As a solar sales and installation company Custom Solar faces the same challenges day to day, the biggest one being the re-education of customers. What I mean by this is that the majority of customers we engage with have at least one or two misconceptions around the market, whether this is old information or unfounded rumours from a couple of years ago and although we accept this as part of the process now, I still feel as company director that the message ‘solar is still the best investment you could make’, should be conveyed from a higher level and shouted from the rooftops.
In addition to this I feel that all the money that has been poured into the green deal hasn’t exactly made that route into the market crystal clear (quite the opposite actually) and potentially some of that budget would have been more wisely spent on general information marketing as opposed to all this chatter about GW and decarb targets, because after all, does the average domestic customer really get into a solar investment to drive towards the 2020 targets or to protect their finances and family by generating their own electricity?
The future of the domestic market in my opinion will be an interesting one, the biggest question being ‘will the majority of people continue to shop on price alone, or will the quality of an established company with warranties, insurance and selected stock shine through in the end?’

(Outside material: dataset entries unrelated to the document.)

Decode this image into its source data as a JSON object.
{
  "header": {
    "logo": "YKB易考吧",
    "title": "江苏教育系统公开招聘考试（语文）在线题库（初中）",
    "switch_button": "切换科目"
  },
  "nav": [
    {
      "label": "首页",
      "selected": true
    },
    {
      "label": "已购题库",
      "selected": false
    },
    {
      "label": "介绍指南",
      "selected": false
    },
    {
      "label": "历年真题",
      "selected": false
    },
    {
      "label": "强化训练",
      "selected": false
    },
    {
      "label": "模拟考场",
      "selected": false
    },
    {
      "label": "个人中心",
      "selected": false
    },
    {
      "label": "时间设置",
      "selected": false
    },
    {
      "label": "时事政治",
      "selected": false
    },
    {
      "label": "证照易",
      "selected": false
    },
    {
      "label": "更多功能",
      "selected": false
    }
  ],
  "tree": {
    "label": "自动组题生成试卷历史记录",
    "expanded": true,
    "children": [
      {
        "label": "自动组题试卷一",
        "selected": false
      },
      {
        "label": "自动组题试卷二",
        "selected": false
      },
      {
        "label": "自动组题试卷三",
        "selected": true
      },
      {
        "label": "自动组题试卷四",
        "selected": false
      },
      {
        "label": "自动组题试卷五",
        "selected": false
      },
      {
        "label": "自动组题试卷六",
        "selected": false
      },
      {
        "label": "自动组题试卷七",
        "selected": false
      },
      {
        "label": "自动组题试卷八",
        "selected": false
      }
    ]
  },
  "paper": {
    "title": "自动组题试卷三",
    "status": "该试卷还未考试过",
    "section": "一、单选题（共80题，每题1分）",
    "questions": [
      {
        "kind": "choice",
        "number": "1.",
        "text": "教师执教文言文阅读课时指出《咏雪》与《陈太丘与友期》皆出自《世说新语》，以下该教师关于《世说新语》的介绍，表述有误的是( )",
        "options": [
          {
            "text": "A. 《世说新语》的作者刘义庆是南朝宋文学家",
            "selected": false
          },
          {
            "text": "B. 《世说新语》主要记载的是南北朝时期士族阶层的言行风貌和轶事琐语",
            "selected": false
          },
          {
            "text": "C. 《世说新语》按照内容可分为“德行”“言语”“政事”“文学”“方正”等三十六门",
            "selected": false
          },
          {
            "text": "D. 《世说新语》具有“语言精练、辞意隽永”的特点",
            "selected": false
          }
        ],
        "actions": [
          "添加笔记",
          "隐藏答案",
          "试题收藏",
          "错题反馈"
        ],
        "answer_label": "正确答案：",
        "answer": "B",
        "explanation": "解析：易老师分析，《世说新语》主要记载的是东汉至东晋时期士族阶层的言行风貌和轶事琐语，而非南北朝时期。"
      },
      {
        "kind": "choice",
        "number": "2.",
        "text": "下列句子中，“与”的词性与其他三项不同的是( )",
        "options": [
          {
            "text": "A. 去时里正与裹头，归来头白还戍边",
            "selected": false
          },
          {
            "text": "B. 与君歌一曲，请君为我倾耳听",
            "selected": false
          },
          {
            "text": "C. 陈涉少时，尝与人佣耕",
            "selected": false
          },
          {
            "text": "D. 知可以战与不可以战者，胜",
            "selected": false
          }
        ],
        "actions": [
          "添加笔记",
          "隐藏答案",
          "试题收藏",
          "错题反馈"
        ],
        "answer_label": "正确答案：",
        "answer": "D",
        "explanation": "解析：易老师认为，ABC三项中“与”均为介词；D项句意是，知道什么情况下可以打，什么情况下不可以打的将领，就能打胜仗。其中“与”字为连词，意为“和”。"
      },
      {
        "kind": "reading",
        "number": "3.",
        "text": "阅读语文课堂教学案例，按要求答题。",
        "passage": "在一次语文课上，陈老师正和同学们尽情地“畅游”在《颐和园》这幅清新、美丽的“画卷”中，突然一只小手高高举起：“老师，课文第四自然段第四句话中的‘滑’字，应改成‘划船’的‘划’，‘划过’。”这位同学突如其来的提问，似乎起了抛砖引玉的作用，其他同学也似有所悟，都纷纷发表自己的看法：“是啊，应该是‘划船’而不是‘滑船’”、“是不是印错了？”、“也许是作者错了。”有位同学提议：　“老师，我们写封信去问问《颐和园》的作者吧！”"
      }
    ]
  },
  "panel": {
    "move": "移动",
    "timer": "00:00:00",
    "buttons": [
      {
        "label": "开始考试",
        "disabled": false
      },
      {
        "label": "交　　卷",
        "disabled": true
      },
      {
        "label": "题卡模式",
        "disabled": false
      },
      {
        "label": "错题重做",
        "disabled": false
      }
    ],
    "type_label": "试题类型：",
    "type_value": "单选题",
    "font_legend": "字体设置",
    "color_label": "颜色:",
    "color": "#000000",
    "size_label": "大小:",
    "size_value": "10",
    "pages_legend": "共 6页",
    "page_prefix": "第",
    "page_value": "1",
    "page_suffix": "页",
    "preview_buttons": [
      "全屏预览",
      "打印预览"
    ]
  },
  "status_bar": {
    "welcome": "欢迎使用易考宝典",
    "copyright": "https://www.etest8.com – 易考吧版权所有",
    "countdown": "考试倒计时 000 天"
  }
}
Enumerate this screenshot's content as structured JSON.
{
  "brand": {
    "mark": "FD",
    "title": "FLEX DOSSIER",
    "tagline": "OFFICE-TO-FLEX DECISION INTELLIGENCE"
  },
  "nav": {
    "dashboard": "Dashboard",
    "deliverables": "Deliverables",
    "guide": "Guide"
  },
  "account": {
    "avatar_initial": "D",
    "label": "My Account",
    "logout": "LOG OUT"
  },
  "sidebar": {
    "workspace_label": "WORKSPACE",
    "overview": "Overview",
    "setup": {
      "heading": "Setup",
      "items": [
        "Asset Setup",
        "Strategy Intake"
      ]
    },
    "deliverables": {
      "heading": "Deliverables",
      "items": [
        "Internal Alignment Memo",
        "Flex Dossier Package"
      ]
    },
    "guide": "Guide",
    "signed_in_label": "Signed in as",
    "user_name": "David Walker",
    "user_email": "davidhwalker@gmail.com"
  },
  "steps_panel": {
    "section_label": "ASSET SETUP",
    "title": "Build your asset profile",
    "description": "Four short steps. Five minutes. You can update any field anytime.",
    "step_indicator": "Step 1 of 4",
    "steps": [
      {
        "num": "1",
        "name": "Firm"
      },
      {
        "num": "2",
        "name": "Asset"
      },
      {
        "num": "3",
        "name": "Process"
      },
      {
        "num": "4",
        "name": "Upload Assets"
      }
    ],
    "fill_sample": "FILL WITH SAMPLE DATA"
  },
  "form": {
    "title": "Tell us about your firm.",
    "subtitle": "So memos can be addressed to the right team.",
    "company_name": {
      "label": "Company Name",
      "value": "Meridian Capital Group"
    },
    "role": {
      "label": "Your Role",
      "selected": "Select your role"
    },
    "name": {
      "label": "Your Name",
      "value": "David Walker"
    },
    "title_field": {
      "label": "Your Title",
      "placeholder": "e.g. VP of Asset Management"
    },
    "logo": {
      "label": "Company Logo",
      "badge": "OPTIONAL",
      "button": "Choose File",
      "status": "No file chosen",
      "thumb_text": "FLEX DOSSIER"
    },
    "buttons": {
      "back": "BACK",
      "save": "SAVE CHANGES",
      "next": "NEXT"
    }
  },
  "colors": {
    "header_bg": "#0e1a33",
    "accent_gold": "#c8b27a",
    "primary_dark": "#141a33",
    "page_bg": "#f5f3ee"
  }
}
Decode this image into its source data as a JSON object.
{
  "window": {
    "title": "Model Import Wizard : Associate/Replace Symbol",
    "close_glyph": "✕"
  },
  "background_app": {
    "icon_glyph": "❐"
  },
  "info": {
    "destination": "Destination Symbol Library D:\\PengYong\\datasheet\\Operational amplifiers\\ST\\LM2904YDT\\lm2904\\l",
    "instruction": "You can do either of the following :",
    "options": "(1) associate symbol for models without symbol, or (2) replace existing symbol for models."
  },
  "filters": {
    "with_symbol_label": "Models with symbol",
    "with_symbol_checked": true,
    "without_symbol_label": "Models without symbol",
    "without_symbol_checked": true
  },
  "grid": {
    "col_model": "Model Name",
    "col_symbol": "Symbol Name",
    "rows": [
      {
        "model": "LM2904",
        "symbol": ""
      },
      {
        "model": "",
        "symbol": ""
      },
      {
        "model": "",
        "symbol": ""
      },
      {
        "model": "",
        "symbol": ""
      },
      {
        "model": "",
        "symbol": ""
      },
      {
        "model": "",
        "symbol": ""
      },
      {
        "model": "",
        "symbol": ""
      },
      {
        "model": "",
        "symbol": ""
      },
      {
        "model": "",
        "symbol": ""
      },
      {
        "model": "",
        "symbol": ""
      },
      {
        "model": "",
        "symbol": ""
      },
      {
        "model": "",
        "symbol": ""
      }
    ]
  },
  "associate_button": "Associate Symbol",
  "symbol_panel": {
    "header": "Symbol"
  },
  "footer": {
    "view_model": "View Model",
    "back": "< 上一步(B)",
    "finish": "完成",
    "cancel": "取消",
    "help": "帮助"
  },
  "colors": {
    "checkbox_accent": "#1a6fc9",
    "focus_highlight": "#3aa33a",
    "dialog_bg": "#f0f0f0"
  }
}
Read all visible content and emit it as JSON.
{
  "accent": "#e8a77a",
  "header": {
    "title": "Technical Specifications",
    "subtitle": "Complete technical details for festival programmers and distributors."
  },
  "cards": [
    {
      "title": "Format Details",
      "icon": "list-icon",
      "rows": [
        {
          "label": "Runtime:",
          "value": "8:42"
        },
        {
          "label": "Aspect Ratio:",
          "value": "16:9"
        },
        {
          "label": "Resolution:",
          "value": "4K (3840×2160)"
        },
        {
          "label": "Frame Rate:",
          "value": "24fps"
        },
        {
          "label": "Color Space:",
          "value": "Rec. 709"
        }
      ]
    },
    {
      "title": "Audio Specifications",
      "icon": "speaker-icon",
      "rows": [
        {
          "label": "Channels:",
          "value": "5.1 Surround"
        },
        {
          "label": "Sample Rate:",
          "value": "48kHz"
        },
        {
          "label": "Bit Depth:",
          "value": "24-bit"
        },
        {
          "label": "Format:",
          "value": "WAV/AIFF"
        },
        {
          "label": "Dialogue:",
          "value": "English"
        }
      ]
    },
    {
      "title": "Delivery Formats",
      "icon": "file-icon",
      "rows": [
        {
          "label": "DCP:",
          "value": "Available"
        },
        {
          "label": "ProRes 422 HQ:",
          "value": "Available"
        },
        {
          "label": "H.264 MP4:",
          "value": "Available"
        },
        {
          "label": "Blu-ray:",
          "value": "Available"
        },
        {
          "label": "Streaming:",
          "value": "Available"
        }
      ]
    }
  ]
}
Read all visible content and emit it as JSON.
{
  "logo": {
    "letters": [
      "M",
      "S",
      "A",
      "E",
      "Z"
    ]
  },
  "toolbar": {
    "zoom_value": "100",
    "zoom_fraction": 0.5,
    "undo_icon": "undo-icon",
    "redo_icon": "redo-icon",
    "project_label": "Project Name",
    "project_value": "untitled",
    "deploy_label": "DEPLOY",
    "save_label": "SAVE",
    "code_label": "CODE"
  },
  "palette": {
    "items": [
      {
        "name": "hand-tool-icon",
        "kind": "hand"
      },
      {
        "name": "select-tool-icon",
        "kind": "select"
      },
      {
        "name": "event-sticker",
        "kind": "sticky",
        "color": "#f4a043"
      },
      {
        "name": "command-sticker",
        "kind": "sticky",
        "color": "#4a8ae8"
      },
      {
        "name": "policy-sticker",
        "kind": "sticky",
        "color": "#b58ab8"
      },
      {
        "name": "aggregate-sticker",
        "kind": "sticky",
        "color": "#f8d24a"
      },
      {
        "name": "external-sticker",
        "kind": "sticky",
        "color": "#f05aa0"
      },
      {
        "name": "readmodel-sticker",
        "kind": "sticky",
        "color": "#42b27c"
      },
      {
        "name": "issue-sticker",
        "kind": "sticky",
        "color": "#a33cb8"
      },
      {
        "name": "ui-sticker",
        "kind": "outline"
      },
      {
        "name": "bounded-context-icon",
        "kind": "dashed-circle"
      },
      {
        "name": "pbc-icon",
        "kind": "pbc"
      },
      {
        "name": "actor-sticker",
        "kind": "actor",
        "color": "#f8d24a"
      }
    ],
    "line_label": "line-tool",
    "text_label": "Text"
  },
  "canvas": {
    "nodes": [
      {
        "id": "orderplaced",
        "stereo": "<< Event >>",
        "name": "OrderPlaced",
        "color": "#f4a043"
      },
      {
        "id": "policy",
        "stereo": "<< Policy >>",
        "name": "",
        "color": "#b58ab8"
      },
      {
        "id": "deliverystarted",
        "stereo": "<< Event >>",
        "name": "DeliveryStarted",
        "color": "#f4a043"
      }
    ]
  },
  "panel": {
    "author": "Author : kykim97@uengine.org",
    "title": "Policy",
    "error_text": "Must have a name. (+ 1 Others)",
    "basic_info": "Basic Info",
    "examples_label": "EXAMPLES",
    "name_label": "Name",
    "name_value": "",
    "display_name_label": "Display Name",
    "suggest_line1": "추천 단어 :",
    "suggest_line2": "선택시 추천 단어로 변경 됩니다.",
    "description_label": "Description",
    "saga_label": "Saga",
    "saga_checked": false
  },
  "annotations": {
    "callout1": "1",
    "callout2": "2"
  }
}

As a company we subscribe to all of the schemes that police the industry and we will continue to do this, I would however hope that more of the smaller companies that operate will be held to the same standards as many of us regarding audits, health & safety and customer interaction. If the market is reduced to the ‘cheapest person gets the job’, regardless of quality, then you will see larger more established companies concentrating on their commercial portfolio and letting the one man bands scrap for the domestic market. The only way to keep the standards up and the proven companies interested is if the governing bodies of solar rule with an iron fist and take the rule-breakers to task.
My views on the coming years are that we may have to weather a few storms and go through a few changes but the core make-up of this industry and its customers are like-minded people who are relentless in their goal to reduce carbon, save money and to be honest, save the planet.
There are alternatives to renewable energy but I think as a country we have all had enough of burning fossil fuels. As a nation we need take responsibility for our own energy consumption and we have the technology and expertise to implement this. So we sit here now as masters of our own destiny, do we save the planet one household roof at a time or do we just continue as things are going and hope fossil fuels are still around when our children are grown up? The future of solar PV in the UK looks set to be a bright one. We’ve made our choice, I hope you join us.
This article originally appeared in Solar Business Focus UK – Issue 8